*Problem statement*
Your job is to reproduce all of the data exactly.
(Exercise input Opens)
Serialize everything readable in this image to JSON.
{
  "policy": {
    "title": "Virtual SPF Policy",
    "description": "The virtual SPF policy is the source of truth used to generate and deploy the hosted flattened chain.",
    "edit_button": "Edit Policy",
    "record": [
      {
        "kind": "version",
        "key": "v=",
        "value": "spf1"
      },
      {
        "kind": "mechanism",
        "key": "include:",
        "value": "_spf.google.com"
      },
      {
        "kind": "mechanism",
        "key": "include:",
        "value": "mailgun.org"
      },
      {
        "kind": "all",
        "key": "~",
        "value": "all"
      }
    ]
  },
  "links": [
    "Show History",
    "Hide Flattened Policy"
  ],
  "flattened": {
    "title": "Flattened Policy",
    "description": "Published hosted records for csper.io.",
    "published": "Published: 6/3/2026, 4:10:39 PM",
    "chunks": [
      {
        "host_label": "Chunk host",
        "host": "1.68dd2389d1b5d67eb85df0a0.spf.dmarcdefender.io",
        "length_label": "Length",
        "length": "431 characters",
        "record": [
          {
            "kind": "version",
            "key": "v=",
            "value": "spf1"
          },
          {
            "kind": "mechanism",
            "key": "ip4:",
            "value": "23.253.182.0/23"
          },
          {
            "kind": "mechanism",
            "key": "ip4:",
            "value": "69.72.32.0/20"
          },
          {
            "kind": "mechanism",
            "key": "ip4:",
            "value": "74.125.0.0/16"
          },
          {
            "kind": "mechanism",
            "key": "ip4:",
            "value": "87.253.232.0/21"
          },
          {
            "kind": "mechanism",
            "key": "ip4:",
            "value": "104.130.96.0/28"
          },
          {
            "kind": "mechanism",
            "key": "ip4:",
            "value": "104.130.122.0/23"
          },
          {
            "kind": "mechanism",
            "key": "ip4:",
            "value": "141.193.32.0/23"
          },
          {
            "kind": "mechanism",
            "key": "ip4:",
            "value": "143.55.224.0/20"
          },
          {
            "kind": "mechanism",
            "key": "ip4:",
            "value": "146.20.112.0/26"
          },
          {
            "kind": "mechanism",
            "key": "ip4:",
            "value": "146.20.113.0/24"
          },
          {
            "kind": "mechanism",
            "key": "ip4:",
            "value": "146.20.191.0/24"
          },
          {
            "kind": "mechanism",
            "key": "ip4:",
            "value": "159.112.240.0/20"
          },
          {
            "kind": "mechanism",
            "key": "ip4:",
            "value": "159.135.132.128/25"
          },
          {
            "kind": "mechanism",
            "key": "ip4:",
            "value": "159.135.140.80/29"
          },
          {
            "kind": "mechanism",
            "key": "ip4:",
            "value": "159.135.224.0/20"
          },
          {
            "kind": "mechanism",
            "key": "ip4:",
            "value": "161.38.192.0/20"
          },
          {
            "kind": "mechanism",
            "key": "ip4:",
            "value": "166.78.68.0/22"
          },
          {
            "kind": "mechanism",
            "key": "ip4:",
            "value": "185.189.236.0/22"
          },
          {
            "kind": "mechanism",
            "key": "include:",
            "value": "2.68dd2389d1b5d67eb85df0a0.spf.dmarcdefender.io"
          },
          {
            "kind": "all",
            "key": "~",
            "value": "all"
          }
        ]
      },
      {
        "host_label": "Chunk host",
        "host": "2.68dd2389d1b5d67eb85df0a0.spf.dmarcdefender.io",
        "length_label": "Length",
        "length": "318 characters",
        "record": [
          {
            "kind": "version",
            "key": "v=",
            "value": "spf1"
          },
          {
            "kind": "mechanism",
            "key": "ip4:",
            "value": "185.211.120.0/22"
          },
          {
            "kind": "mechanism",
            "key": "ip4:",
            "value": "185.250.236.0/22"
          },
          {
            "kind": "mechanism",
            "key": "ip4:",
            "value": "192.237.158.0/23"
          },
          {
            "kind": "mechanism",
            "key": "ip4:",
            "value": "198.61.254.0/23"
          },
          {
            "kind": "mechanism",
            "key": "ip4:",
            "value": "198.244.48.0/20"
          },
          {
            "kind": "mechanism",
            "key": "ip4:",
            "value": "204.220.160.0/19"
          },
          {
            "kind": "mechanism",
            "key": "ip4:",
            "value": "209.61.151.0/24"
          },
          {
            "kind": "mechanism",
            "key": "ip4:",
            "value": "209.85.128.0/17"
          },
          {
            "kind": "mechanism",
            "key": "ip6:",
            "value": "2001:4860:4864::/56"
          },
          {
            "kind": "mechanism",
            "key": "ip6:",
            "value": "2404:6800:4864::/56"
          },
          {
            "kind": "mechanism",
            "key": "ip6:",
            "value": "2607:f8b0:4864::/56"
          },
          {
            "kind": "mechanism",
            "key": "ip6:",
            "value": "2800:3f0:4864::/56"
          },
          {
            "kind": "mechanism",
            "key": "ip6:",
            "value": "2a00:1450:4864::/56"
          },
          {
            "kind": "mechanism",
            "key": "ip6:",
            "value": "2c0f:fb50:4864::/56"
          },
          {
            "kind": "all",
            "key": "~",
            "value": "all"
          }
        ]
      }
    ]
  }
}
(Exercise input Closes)
*Reply*
Serialize everything readable in this image to JSON.
{
  "policy": {
    "title": "Virtual SPF Policy",
    "description": "The virtual SPF policy is the source of truth used to generate and deploy the hosted flattened chain.",
    "edit_button": "Edit Policy",
    "record": [
      {
        "kind": "version",
        "key": "v=",
        "value": "spf1"
      },
      {
        "kind": "mechanism",
        "key": "include:",
        "value": "_spf.google.com"
      },
      {
        "kind": "mechanism",
        "key": "include:",
        "value": "mailgun.org"
      },
      {
        "kind": "all",
        "key": "~",
        "value": "all"
      }
    ]
  },
  "links": [
    "Show History",
    "Hide Flattened Policy"
  ],
  "flattened": {
    "title": "Flattened Policy",
    "description": "Published hosted records for csper.io.",
    "published": "Published: 6/3/2026, 4:10:39 PM",
    "chunks": [
      {
        "host_label": "Chunk host",
        "host": "1.68dd2389d1b5d67eb85df0a0.spf.dmarcdefender.io",
        "length_label": "Length",
        "length": "431 characters",
        "record": [
          {
            "kind": "version",
            "key": "v=",
            "value": "spf1"
          },
          {
            "kind": "mechanism",
            "key": "ip4:",
            "value": "23.253.182.0/23"
          },
          {
            "kind": "mechanism",
            "key": "ip4:",
            "value": "69.72.32.0/20"
          },
          {
            "kind": "mechanism",
            "key": "ip4:",
            "value": "74.125.0.0/16"
          },
          {
            "kind": "mechanism",
            "key": "ip4:",
            "value": "87.253.232.0/21"
          },
          {
            "kind": "mechanism",
            "key": "ip4:",
            "value": "104.130.96.0/28"
          },
          {
            "kind": "mechanism",
            "key": "ip4:",
            "value": "104.130.122.0/23"
          },
          {
            "kind": "mechanism",
            "key": "ip4:",
            "value": "141.193.32.0/23"
          },
          {
            "kind": "mechanism",
            "key": "ip4:",
            "value": "143.55.224.0/20"
          },
          {
            "kind": "mechanism",
            "key": "ip4:",
            "value": "146.20.112.0/26"
          },
          {
            "kind": "mechanism",
            "key": "ip4:",
            "value": "146.20.113.0/24"
          },
          {
            "kind": "mechanism",
            "key": "ip4:",
            "value": "146.20.191.0/24"
          },
          {
            "kind": "mechanism",
            "key": "ip4:",
            "value": "159.112.240.0/20"
          },
          {
            "kind": "mechanism",
            "key": "ip4:",
            "value": "159.135.132.128/25"
          },
          {
            "kind": "mechanism",
            "key": "ip4:",
            "value": "159.135.140.80/29"
          },
          {
            "kind": "mechanism",
            "key": "ip4:",
            "value": "159.135.224.0/20"
          },
          {
            "kind": "mechanism",
            "key": "ip4:",
            "value": "161.38.192.0/20"
          },
          {
            "kind": "mechanism",
            "key": "ip4:",
            "value": "166.78.68.0/22"
          },
          {
            "kind": "mechanism",
            "key": "ip4:",
            "value": "185.189.236.0/22"
          },
          {
            "kind": "mechanism",
            "key": "include:",
            "value": "2.68dd2389d1b5d67eb85df0a0.spf.dmarcdefender.io"
          },
          {
            "kind": "all",
            "key": "~",
            "value": "all"
          }
        ]
      },
      {
        "host_label": "Chunk host",
        "host": "2.68dd2389d1b5d67eb85df0a0.spf.dmarcdefender.io",
        "length_label": "Length",
        "length": "318 characters",
        "record": [
          {
            "kind": "version",
            "key": "v=",
            "value": "spf1"
          },
          {
            "kind": "mechanism",
            "key": "ip4:",
            "value": "185.211.120.0/22"
          },
          {
            "kind": "mechanism",
            "key": "ip4:",
            "value": "185.250.236.0/22"
          },
          {
            "kind": "mechanism",
            "key": "ip4:",
            "value": "192.237.158.0/23"
          },
          {
            "kind": "mechanism",
            "key": "ip4:",
            "value": "198.61.254.0/23"
          },
          {
            "kind": "mechanism",
            "key": "ip4:",
            "value": "198.244.48.0/20"
          },
          {
            "kind": "mechanism",
            "key": "ip4:",
            "value": "204.220.160.0/19"
          },
          {
            "kind": "mechanism",
            "key": "ip4:",
            "value": "209.61.151.0/24"
          },
          {
            "kind": "mechanism",
            "key": "ip4:",
            "value": "209.85.128.0/17"
          },
          {
            "kind": "mechanism",
            "key": "ip6:",
            "value": "2001:4860:4864::/56"
          },
          {
            "kind": "mechanism",
            "key": "ip6:",
            "value": "2404:6800:4864::/56"
          },
          {
            "kind": "mechanism",
            "key": "ip6:",
            "value": "2607:f8b0:4864::/56"
          },
          {
            "kind": "mechanism",
            "key": "ip6:",
            "value": "2800:3f0:4864::/56"
          },
          {
            "kind": "mechanism",
            "key": "ip6:",
            "value": "2a00:1450:4864::/56"
          },
          {
            "kind": "mechanism",
            "key": "ip6:",
            "value": "2c0f:fb50:4864::/56"
          },
          {
            "kind": "all",
            "key": "~",
            "value": "all"
          }
        ]
      }
    ]
  }
}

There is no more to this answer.